Find each line in the records below that contains the word "déclaration", and copy it out.

── INPUT DATA ──

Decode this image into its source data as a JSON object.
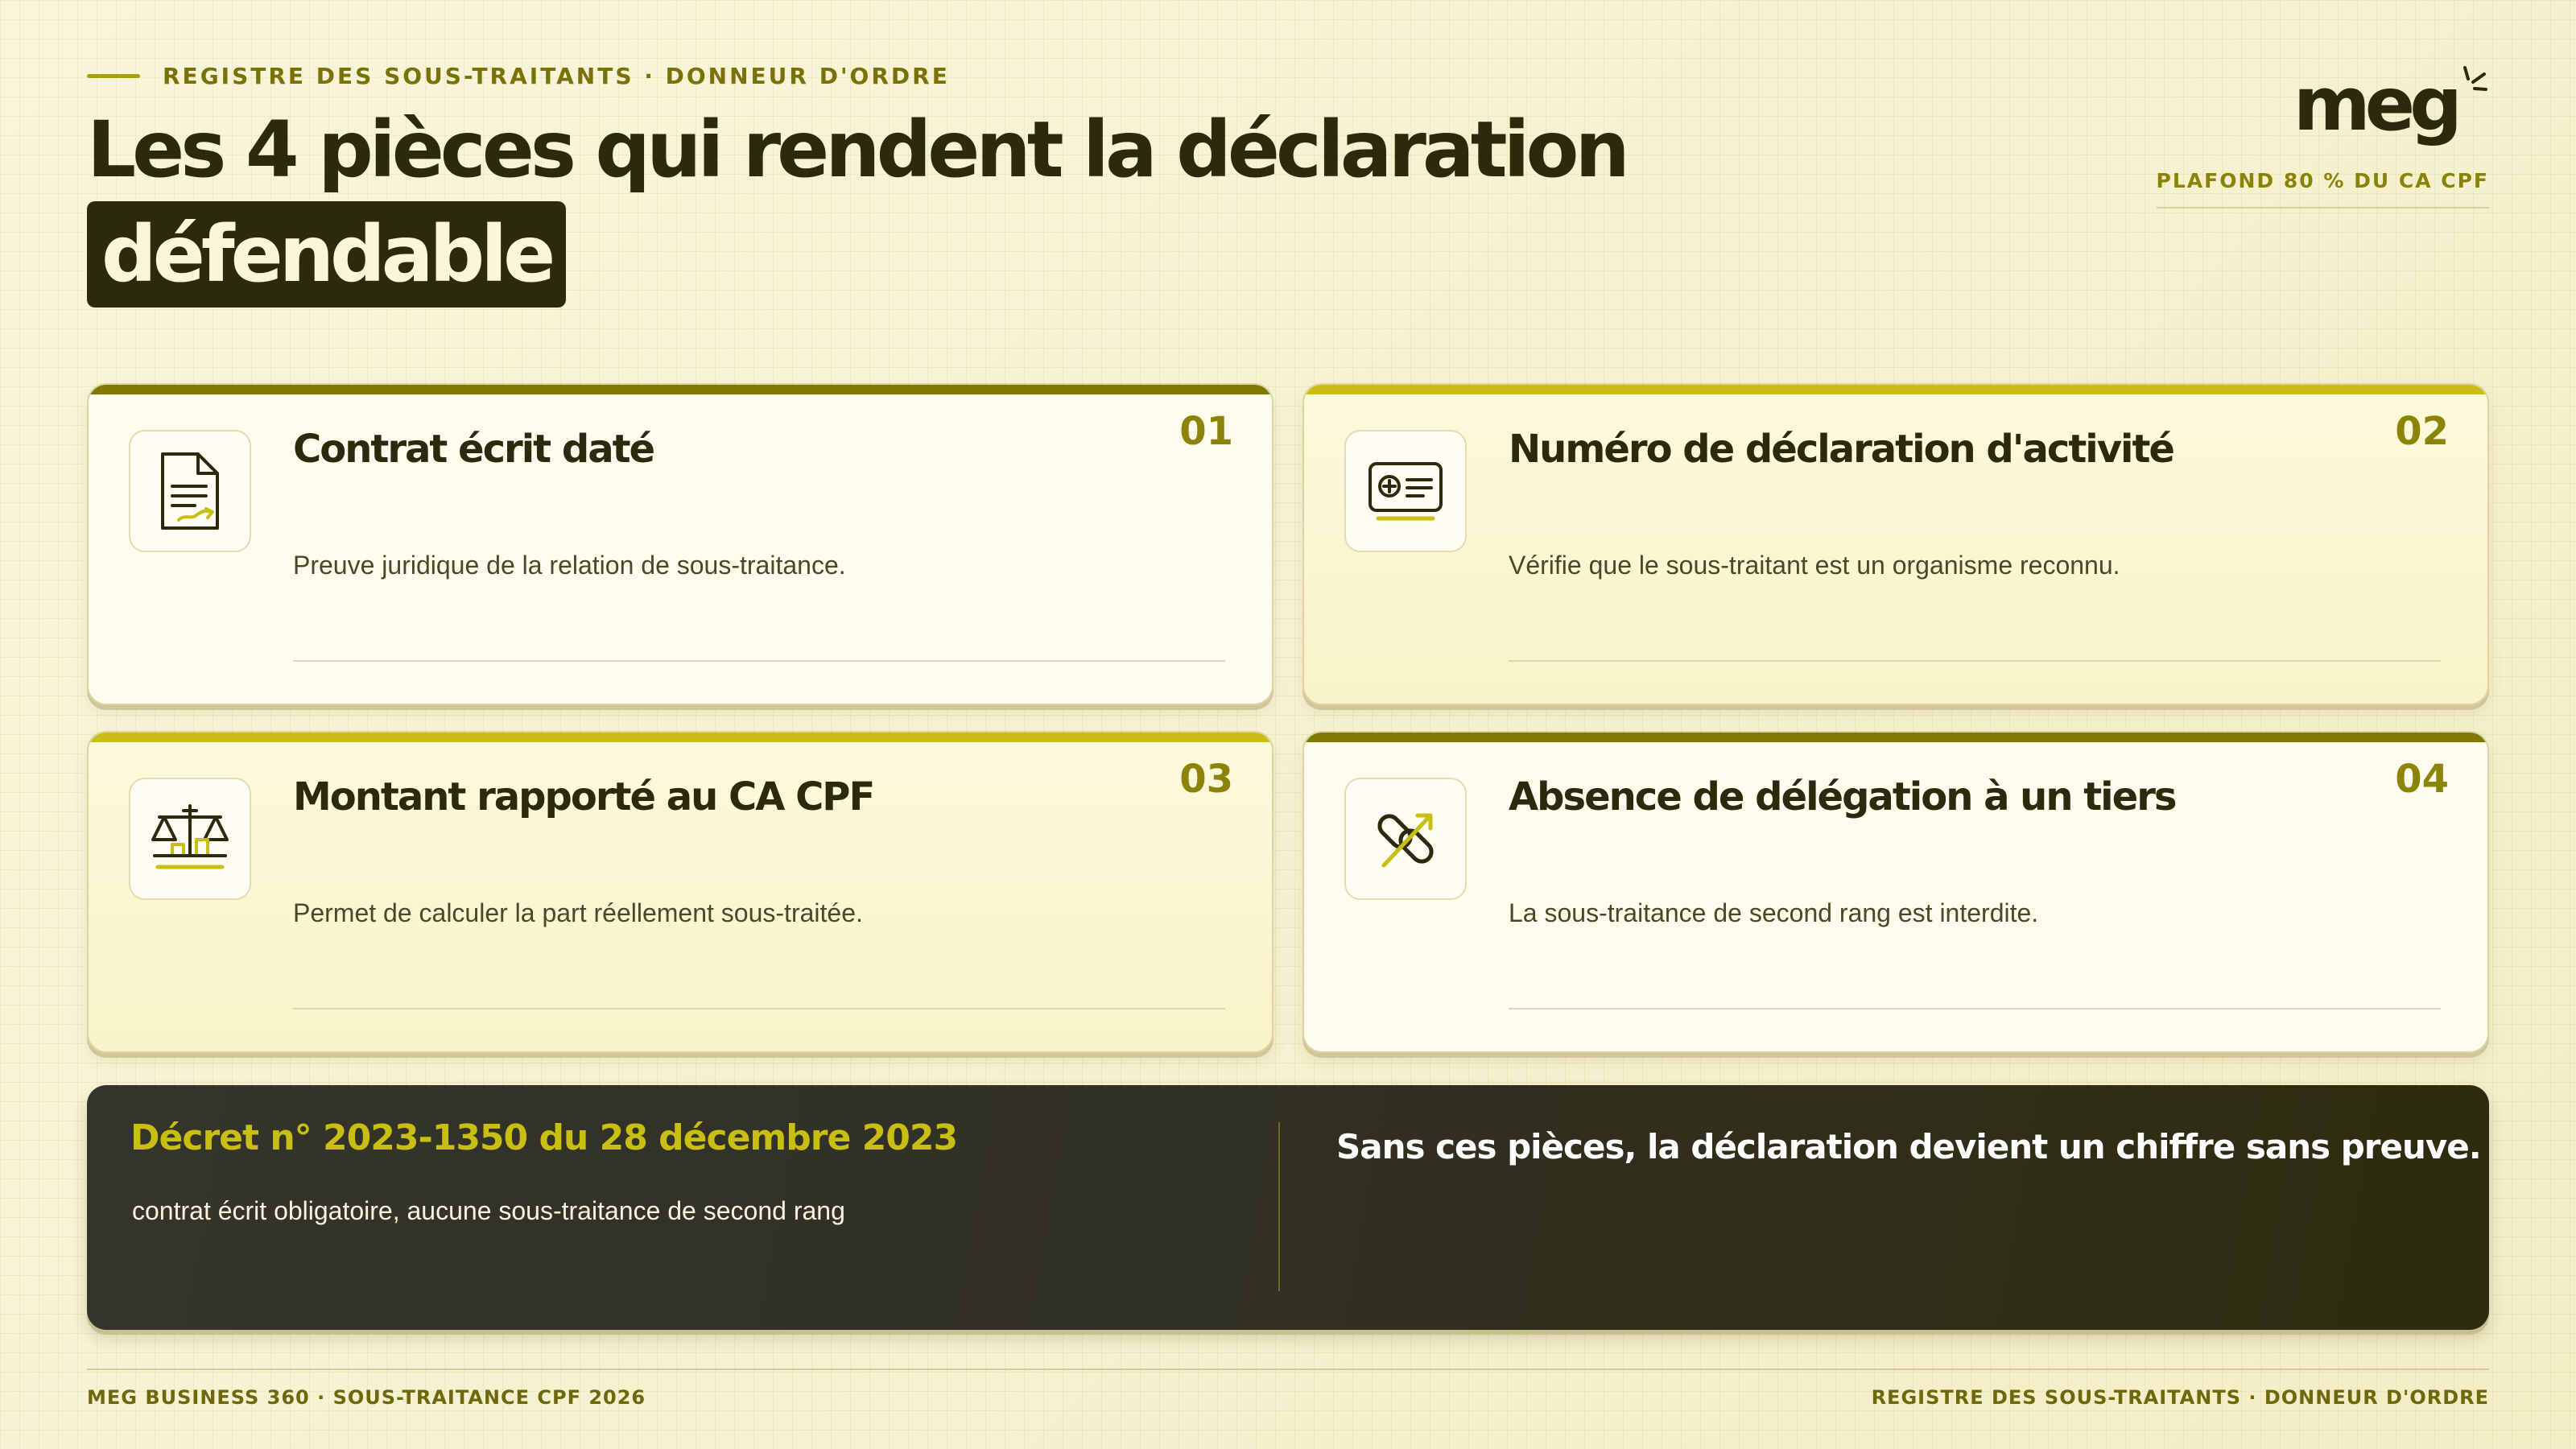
{
  "header": {
    "eyebrow": "REGISTRE DES SOUS-TRAITANTS · DONNEUR D'ORDRE",
    "title_line1": "Les 4 pièces qui rendent la déclaration",
    "title_highlight": "défendable"
  },
  "brand": {
    "logo": "meg",
    "tagline": "PLAFOND 80 % DU CA CPF"
  },
  "cards": [
    {
      "number": "01",
      "title": "Contrat écrit daté",
      "description": "Preuve juridique de la relation de sous-traitance.",
      "icon": "document-signature-icon"
    },
    {
      "number": "02",
      "title": "Numéro de déclaration d'activité",
      "description": "Vérifie que le sous-traitant est un organisme reconnu.",
      "icon": "id-card-icon"
    },
    {
      "number": "03",
      "title": "Montant rapporté au CA CPF",
      "description": "Permet de calculer la part réellement sous-traitée.",
      "icon": "balance-scale-icon"
    },
    {
      "number": "04",
      "title": "Absence de délégation à un tiers",
      "description": "La sous-traitance de second rang est interdite.",
      "icon": "broken-link-icon"
    }
  ],
  "banner": {
    "decree_title": "Décret n° 2023-1350 du 28 décembre 2023",
    "decree_subtitle": "contrat écrit obligatoire, aucune sous-traitance de second rang",
    "statement": "Sans ces pièces, la déclaration devient un chiffre sans preuve."
  },
  "footer": {
    "left": "MEG BUSINESS 360 · SOUS-TRAITANCE CPF 2026",
    "right": "REGISTRE DES SOUS-TRAITANTS · DONNEUR D'ORDRE"
  },
  "colors": {
    "background": "#f6f1cc",
    "ink": "#2b2a0c",
    "accent": "#c9be12",
    "accent_dark": "#7f7a06",
    "banner": "#31302a"
  }
}
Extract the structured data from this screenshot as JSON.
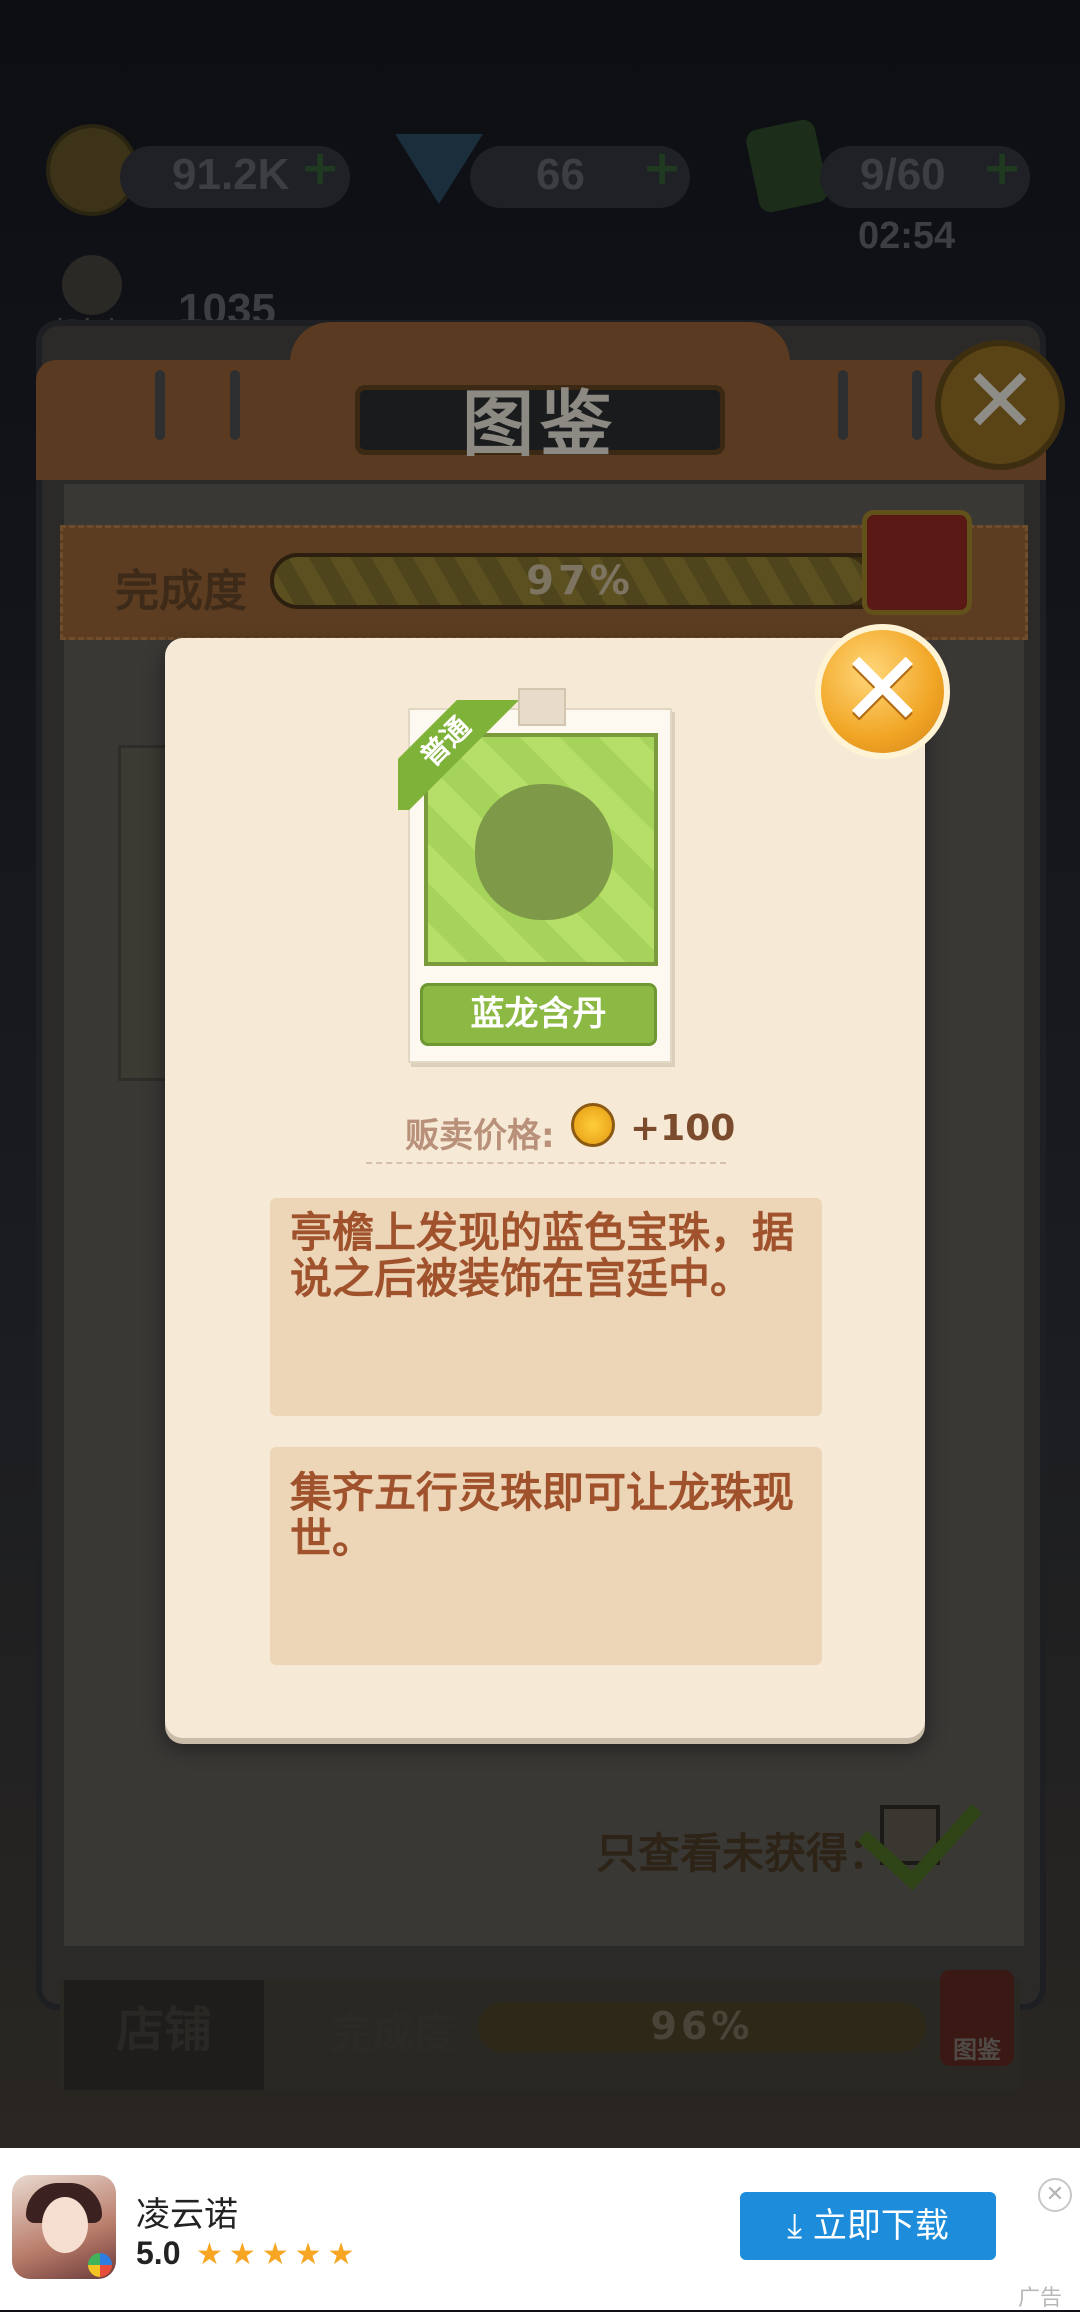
{
  "hud": {
    "coins": "91.2K",
    "gems": "66",
    "energy": "9/60",
    "energy_timer": "02:54",
    "fame_label": "知名度",
    "fame_value": "1035",
    "plus": "+"
  },
  "collection_book": {
    "title": "图鉴",
    "completion_label": "完成度",
    "completion_value": "97%",
    "completion_fraction": 0.97,
    "filter_label": "只查看未获得：",
    "filter_checked": true,
    "secondary_tab_label": "店铺",
    "secondary_completion_label": "完成度",
    "secondary_completion_value": "96%",
    "secondary_completion_fraction": 0.96,
    "secondary_icon_label": "图鉴"
  },
  "item_card": {
    "rarity": "普通",
    "name": "蓝龙含丹",
    "price_label": "贩卖价格:",
    "price_value": "+100",
    "description_1": "亭檐上发现的蓝色宝珠，据说之后被装饰在宫廷中。",
    "description_2": "集齐五行灵珠即可让龙珠现世。",
    "close_symbol": "✕"
  },
  "ad": {
    "app_name": "凌云诺",
    "rating": "5.0",
    "stars": "★★★★★",
    "download_label": "立即下载",
    "close_symbol": "✕",
    "tag": "广告"
  },
  "colors": {
    "item_green": "#8cb844",
    "desc_text": "#a0522d",
    "ad_button": "#1d8ddb",
    "card_bg": "#f6ead6"
  }
}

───

* OUTPUT OF THE EXERCISE
    "title_line1": "Les 4 pièces qui rendent la déclaration",
      "title": "Numéro de déclaration d'activité",
    "statement": "Sans ces pièces, la déclaration devient un chiffre sans preuve."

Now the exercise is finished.